**EXERCISE OBJECTIVE:**
As soon as the line containing "Enumerate this screenshot's" appears, copy it and every following line word for word until the records end.

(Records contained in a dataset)

# # #

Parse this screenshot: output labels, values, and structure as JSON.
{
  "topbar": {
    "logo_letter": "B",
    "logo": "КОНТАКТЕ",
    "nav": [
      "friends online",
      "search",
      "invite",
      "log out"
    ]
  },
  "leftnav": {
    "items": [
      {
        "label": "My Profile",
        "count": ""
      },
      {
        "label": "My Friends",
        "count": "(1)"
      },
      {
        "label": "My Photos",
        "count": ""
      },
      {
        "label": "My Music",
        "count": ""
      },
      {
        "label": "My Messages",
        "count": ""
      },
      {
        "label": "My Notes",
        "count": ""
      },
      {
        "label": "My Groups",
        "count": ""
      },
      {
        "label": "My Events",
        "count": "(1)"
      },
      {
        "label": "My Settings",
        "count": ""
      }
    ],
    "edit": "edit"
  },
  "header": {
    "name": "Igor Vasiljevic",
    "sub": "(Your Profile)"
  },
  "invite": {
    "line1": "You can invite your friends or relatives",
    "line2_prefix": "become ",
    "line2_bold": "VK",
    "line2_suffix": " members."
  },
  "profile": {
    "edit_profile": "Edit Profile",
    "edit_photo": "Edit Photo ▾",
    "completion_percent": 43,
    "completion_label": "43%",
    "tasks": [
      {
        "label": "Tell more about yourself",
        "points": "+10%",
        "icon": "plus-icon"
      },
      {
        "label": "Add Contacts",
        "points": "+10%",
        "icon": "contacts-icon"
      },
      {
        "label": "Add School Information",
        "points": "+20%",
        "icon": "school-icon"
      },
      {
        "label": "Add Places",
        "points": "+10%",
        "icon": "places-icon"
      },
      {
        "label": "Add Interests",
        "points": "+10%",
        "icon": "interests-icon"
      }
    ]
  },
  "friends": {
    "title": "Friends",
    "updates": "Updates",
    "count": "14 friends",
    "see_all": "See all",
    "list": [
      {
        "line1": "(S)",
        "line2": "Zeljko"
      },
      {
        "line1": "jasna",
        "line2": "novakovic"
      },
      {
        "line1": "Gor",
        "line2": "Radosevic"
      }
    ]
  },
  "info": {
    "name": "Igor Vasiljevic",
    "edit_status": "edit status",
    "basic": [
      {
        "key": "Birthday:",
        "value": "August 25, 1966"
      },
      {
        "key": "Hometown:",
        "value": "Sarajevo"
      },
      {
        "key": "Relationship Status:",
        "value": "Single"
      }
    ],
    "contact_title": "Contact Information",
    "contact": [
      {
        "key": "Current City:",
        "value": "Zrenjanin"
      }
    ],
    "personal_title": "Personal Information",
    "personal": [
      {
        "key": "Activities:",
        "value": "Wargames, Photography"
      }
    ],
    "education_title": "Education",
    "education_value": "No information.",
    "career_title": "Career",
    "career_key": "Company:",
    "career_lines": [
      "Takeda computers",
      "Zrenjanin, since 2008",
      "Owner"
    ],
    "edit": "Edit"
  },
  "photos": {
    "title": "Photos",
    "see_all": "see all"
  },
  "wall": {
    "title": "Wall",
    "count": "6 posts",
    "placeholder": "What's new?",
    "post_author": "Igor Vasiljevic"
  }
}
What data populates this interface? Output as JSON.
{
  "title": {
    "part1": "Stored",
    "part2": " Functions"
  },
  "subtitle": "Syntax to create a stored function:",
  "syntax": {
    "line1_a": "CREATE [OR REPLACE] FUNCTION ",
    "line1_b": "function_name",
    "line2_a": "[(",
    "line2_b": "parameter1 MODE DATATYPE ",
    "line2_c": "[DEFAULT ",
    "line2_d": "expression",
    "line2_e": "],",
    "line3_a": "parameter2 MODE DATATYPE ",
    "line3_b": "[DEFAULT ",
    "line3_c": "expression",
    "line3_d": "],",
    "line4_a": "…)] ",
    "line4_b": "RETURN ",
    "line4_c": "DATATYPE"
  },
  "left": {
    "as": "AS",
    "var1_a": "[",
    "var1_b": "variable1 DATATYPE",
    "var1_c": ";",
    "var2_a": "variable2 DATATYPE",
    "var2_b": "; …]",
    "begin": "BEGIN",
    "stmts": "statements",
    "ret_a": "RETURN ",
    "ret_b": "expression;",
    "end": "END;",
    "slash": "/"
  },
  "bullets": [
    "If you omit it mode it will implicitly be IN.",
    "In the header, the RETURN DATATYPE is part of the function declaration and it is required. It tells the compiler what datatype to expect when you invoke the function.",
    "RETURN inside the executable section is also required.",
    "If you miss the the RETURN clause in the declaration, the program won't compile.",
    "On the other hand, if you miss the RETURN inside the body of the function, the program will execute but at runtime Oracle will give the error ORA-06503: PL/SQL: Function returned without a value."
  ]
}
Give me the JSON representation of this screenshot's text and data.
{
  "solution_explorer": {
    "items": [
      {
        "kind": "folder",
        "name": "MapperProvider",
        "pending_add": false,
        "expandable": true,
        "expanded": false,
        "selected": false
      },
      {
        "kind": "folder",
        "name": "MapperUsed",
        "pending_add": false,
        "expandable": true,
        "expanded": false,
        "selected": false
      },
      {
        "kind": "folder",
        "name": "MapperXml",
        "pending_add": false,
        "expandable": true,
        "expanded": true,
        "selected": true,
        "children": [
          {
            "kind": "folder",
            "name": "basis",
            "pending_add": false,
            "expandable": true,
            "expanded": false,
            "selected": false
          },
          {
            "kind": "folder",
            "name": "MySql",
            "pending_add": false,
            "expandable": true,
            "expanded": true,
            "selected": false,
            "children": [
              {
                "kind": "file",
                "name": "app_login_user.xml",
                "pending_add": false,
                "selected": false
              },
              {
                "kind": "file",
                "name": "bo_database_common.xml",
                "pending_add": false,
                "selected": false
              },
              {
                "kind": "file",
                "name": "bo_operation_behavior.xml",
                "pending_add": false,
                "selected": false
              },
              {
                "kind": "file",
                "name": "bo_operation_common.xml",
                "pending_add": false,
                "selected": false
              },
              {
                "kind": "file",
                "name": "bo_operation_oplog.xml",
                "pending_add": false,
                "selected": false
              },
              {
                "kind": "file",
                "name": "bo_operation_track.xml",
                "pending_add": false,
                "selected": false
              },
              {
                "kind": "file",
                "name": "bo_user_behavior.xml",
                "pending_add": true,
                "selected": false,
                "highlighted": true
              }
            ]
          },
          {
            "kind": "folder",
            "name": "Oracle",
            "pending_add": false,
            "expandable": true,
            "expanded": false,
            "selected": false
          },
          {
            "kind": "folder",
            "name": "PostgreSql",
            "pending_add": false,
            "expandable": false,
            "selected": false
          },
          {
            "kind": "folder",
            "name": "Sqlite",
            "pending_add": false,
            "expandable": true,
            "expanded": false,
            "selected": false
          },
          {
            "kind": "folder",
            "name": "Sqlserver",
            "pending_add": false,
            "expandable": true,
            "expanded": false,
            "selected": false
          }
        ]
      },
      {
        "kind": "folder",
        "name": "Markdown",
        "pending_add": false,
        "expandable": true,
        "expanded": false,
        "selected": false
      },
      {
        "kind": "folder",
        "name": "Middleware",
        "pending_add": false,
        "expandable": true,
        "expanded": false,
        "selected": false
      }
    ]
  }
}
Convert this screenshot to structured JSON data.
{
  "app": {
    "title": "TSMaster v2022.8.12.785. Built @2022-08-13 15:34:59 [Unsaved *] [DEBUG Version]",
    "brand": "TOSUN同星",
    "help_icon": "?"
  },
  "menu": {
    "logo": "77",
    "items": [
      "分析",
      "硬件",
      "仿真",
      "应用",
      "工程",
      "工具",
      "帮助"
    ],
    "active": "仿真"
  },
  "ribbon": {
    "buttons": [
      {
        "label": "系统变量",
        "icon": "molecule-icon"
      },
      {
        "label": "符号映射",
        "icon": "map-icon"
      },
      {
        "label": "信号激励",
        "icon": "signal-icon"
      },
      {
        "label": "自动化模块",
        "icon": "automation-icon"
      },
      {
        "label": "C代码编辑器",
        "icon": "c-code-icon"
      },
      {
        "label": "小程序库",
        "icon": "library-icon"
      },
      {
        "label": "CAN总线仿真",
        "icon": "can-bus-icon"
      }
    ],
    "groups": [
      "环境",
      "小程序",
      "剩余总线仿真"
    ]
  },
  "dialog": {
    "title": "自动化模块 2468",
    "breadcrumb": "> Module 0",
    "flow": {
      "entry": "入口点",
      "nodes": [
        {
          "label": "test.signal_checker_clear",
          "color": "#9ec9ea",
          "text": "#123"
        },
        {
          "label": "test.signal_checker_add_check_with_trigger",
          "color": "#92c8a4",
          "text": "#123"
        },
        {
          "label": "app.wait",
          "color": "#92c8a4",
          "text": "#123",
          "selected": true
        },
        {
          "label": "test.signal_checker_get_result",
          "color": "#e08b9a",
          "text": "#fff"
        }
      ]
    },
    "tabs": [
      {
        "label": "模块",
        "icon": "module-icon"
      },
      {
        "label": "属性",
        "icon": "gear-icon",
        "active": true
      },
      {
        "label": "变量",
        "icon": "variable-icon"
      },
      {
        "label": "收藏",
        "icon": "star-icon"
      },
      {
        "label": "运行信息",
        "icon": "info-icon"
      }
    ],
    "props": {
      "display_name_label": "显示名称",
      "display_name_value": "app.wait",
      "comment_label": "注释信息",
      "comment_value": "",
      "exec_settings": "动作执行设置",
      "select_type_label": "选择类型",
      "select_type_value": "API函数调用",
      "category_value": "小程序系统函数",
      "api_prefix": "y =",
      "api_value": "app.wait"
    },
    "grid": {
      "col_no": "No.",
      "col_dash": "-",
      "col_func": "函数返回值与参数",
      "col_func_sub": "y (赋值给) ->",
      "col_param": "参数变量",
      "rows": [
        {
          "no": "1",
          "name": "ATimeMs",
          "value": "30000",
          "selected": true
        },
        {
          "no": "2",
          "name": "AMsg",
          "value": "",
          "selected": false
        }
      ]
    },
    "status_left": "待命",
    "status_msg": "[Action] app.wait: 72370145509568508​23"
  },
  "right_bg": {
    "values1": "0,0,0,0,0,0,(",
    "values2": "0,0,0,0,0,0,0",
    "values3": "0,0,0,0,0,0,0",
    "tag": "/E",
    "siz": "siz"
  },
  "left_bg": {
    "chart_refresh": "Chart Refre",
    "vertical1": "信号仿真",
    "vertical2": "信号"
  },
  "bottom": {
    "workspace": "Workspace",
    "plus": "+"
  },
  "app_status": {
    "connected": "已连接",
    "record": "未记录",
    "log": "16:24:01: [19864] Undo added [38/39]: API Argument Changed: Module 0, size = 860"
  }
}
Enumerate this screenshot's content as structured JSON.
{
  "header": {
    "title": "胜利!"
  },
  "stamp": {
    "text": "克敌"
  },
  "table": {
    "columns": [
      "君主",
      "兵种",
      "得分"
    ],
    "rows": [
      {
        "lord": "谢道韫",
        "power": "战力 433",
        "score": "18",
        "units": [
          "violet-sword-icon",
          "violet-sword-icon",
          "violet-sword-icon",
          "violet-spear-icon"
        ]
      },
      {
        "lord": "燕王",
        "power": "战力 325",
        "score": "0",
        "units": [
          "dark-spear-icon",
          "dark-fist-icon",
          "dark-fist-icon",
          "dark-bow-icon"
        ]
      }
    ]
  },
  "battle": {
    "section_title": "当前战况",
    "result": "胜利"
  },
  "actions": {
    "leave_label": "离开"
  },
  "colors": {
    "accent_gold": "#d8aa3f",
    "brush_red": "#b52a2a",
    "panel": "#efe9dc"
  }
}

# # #

**REPLY:**
Enumerate this screenshot's content as structured JSON.
{
  "header": {
    "title": "胜利!"
  },
  "stamp": {
    "text": "克敌"
  },
  "table": {
    "columns": [
      "君主",
      "兵种",
      "得分"
    ],
    "rows": [
      {
        "lord": "谢道韫",
        "power": "战力 433",
        "score": "18",
        "units": [
          "violet-sword-icon",
          "violet-sword-icon",
          "violet-sword-icon",
          "violet-spear-icon"
        ]
      },
      {
        "lord": "燕王",
        "power": "战力 325",
        "score": "0",
        "units": [
          "dark-spear-icon",
          "dark-fist-icon",
          "dark-fist-icon",
          "dark-bow-icon"
        ]
      }
    ]
  },
  "battle": {
    "section_title": "当前战况",
    "result": "胜利"
  },
  "actions": {
    "leave_label": "离开"
  },
  "colors": {
    "accent_gold": "#d8aa3f",
    "brush_red": "#b52a2a",
    "panel": "#efe9dc"
  }
}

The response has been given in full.